WHAT YOU ARE ASKED TO DO ▸ Write out the data below in full, please. Keep every character as given.

MATERIAL FOR THIS TASK ▸
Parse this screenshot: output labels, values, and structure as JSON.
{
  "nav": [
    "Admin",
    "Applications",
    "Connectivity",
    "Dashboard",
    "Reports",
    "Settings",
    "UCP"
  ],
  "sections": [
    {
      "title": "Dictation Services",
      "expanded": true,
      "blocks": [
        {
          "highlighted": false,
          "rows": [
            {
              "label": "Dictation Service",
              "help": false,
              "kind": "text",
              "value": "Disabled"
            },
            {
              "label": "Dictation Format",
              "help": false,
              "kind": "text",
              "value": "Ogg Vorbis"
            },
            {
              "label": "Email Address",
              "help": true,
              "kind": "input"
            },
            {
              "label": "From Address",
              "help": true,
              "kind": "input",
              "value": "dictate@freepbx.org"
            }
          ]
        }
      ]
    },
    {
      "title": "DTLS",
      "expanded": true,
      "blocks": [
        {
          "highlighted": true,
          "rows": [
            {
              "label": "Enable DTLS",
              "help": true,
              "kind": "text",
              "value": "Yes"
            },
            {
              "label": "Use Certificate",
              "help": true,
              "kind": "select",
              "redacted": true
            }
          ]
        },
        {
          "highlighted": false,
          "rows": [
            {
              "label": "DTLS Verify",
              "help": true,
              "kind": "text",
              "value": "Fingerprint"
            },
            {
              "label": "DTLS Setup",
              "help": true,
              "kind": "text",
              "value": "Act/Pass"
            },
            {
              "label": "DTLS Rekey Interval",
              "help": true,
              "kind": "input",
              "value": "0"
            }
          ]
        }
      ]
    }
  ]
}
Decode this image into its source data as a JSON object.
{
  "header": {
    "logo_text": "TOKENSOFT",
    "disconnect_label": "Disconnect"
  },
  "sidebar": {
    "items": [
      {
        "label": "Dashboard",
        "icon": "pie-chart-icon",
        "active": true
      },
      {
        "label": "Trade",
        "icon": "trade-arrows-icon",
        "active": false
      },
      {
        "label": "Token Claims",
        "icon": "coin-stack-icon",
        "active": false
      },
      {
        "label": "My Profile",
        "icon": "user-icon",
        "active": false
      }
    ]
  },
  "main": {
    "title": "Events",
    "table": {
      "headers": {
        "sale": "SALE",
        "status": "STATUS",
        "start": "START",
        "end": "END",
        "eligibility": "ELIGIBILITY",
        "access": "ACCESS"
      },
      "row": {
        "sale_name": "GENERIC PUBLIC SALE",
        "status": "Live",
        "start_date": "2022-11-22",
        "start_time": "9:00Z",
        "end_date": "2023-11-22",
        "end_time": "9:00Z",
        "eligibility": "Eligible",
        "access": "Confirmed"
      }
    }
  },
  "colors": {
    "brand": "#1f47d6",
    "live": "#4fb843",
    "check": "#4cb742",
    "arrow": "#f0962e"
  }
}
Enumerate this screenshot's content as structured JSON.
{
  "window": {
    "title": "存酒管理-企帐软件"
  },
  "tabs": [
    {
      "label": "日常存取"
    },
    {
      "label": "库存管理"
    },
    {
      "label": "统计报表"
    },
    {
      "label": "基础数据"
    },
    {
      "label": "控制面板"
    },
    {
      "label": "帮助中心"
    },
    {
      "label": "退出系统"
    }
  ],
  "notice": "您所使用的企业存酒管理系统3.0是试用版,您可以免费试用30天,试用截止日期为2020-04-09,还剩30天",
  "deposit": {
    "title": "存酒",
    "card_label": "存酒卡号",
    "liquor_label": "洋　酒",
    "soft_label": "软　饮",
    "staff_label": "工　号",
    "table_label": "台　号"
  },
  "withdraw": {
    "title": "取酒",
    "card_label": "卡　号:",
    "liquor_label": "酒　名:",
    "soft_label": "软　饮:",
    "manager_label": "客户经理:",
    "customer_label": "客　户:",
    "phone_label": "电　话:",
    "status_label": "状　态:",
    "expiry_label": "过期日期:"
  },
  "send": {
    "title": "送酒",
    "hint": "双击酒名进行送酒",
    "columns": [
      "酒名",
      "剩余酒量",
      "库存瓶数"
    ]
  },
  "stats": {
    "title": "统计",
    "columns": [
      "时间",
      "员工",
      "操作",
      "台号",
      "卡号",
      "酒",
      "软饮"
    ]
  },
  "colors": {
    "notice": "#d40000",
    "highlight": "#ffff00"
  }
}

SOLUTION TO THE PROBLEM ▸
Parse this screenshot: output labels, values, and structure as JSON.
{
  "nav": [
    "Admin",
    "Applications",
    "Connectivity",
    "Dashboard",
    "Reports",
    "Settings",
    "UCP"
  ],
  "sections": [
    {
      "title": "Dictation Services",
      "expanded": true,
      "blocks": [
        {
          "highlighted": false,
          "rows": [
            {
              "label": "Dictation Service",
              "help": false,
              "kind": "text",
              "value": "Disabled"
            },
            {
              "label": "Dictation Format",
              "help": false,
              "kind": "text",
              "value": "Ogg Vorbis"
            },
            {
              "label": "Email Address",
              "help": true,
              "kind": "input"
            },
            {
              "label": "From Address",
              "help": true,
              "kind": "input",
              "value": "dictate@freepbx.org"
            }
          ]
        }
      ]
    },
    {
      "title": "DTLS",
      "expanded": true,
      "blocks": [
        {
          "highlighted": true,
          "rows": [
            {
              "label": "Enable DTLS",
              "help": true,
              "kind": "text",
              "value": "Yes"
            },
            {
              "label": "Use Certificate",
              "help": true,
              "kind": "select",
              "redacted": true
            }
          ]
        },
        {
          "highlighted": false,
          "rows": [
            {
              "label": "DTLS Verify",
              "help": true,
              "kind": "text",
              "value": "Fingerprint"
            },
            {
              "label": "DTLS Setup",
              "help": true,
              "kind": "text",
              "value": "Act/Pass"
            },
            {
              "label": "DTLS Rekey Interval",
              "help": true,
              "kind": "input",
              "value": "0"
            }
          ]
        }
      ]
    }
  ]
}
Decode this image into its source data as a JSON object.
{
  "header": {
    "logo_text": "TOKENSOFT",
    "disconnect_label": "Disconnect"
  },
  "sidebar": {
    "items": [
      {
        "label": "Dashboard",
        "icon": "pie-chart-icon",
        "active": true
      },
      {
        "label": "Trade",
        "icon": "trade-arrows-icon",
        "active": false
      },
      {
        "label": "Token Claims",
        "icon": "coin-stack-icon",
        "active": false
      },
      {
        "label": "My Profile",
        "icon": "user-icon",
        "active": false
      }
    ]
  },
  "main": {
    "title": "Events",
    "table": {
      "headers": {
        "sale": "SALE",
        "status": "STATUS",
        "start": "START",
        "end": "END",
        "eligibility": "ELIGIBILITY",
        "access": "ACCESS"
      },
      "row": {
        "sale_name": "GENERIC PUBLIC SALE",
        "status": "Live",
        "start_date": "2022-11-22",
        "start_time": "9:00Z",
        "end_date": "2023-11-22",
        "end_time": "9:00Z",
        "eligibility": "Eligible",
        "access": "Confirmed"
      }
    }
  },
  "colors": {
    "brand": "#1f47d6",
    "live": "#4fb843",
    "check": "#4cb742",
    "arrow": "#f0962e"
  }
}
Enumerate this screenshot's content as structured JSON.
{
  "window": {
    "title": "存酒管理-企帐软件"
  },
  "tabs": [
    {
      "label": "日常存取"
    },
    {
      "label": "库存管理"
    },
    {
      "label": "统计报表"
    },
    {
      "label": "基础数据"
    },
    {
      "label": "控制面板"
    },
    {
      "label": "帮助中心"
    },
    {
      "label": "退出系统"
    }
  ],
  "notice": "您所使用的企业存酒管理系统3.0是试用版,您可以免费试用30天,试用截止日期为2020-04-09,还剩30天",
  "deposit": {
    "title": "存酒",
    "card_label": "存酒卡号",
    "liquor_label": "洋　酒",
    "soft_label": "软　饮",
    "staff_label": "工　号",
    "table_label": "台　号"
  },
  "withdraw": {
    "title": "取酒",
    "card_label": "卡　号:",
    "liquor_label": "酒　名:",
    "soft_label": "软　饮:",
    "manager_label": "客户经理:",
    "customer_label": "客　户:",
    "phone_label": "电　话:",
    "status_label": "状　态:",
    "expiry_label": "过期日期:"
  },
  "send": {
    "title": "送酒",
    "hint": "双击酒名进行送酒",
    "columns": [
      "酒名",
      "剩余酒量",
      "库存瓶数"
    ]
  },
  "stats": {
    "title": "统计",
    "columns": [
      "时间",
      "员工",
      "操作",
      "台号",
      "卡号",
      "酒",
      "软饮"
    ]
  },
  "colors": {
    "notice": "#d40000",
    "highlight": "#ffff00"
  }
}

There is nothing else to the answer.